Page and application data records
§ §
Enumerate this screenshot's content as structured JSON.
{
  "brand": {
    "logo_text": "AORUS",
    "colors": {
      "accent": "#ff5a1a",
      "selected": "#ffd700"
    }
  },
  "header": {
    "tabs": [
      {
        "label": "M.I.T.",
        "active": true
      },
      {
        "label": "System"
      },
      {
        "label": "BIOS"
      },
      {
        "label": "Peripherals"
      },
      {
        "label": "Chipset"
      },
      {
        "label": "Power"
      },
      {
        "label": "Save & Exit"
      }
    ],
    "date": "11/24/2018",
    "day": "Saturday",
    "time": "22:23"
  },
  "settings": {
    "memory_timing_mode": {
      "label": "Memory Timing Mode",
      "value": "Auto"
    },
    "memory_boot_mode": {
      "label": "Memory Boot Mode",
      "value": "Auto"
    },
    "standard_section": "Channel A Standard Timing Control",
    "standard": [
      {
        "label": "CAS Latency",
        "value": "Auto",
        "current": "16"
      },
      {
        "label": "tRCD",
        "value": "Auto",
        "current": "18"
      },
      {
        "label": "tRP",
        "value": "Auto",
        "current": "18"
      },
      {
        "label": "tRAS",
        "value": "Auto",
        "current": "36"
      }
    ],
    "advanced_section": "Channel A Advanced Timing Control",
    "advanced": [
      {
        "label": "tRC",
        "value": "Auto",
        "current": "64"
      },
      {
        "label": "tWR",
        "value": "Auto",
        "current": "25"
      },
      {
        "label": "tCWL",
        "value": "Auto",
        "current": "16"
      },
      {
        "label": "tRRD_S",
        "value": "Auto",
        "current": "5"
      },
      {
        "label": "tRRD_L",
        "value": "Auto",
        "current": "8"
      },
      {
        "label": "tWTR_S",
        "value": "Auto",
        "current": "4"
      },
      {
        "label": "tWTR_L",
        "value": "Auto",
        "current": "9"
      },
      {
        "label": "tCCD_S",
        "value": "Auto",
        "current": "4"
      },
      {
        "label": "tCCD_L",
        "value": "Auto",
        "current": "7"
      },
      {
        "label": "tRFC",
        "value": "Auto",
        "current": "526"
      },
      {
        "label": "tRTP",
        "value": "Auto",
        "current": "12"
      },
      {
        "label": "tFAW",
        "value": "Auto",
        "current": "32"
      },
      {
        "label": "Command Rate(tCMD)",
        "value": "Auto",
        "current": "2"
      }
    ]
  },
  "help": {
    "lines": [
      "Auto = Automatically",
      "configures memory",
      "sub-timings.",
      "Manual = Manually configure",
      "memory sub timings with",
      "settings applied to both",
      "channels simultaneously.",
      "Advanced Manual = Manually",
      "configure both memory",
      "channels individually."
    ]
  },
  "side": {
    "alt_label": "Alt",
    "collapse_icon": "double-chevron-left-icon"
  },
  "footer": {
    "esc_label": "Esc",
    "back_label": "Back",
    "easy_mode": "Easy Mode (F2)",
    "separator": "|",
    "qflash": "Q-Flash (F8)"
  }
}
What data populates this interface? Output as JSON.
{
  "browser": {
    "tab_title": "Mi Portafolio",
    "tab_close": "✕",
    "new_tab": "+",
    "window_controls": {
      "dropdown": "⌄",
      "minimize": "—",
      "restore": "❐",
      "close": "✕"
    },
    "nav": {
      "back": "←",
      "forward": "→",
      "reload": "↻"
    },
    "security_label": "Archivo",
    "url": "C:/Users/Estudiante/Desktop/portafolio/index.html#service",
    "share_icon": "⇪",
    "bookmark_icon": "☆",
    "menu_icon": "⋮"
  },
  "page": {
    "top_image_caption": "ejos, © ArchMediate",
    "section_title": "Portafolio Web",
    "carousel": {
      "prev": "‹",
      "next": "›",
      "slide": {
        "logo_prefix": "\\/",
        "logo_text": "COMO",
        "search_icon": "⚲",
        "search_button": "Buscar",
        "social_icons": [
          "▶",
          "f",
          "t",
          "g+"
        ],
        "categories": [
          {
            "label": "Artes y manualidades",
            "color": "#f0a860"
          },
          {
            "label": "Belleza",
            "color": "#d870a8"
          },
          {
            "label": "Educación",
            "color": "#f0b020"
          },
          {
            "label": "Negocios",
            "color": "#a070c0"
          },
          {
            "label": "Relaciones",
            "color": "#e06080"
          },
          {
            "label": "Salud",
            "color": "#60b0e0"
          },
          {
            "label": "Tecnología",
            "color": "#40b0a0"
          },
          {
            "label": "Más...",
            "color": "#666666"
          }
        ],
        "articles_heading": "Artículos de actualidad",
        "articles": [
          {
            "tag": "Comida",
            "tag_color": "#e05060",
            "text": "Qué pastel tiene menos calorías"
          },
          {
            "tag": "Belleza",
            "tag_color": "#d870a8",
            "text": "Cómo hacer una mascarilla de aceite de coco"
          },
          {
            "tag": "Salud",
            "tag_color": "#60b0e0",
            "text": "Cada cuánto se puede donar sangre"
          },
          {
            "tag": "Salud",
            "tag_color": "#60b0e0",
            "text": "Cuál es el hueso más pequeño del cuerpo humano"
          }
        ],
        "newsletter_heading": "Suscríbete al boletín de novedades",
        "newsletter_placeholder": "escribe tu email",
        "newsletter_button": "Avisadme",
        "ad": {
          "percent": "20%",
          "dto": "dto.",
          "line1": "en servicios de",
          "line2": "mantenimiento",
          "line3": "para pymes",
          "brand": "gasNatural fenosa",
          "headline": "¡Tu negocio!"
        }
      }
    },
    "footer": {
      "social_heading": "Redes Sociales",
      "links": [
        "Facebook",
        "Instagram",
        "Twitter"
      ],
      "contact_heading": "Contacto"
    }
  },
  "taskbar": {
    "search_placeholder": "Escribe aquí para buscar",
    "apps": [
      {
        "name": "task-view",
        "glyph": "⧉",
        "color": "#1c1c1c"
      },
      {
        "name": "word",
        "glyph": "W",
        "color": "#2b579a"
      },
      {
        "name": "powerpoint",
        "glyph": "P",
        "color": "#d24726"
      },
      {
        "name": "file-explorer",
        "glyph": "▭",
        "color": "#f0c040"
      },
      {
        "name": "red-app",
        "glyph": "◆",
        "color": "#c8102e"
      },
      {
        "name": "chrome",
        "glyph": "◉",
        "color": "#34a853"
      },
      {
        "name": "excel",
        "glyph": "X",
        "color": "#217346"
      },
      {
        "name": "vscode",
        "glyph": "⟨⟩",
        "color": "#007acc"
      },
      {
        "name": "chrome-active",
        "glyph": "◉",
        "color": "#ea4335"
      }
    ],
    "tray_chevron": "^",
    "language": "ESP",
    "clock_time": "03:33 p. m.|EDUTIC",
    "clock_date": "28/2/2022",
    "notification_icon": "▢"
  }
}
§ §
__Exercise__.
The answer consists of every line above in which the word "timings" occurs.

__Answer__.
      "sub-timings.",
      "memory sub timings with",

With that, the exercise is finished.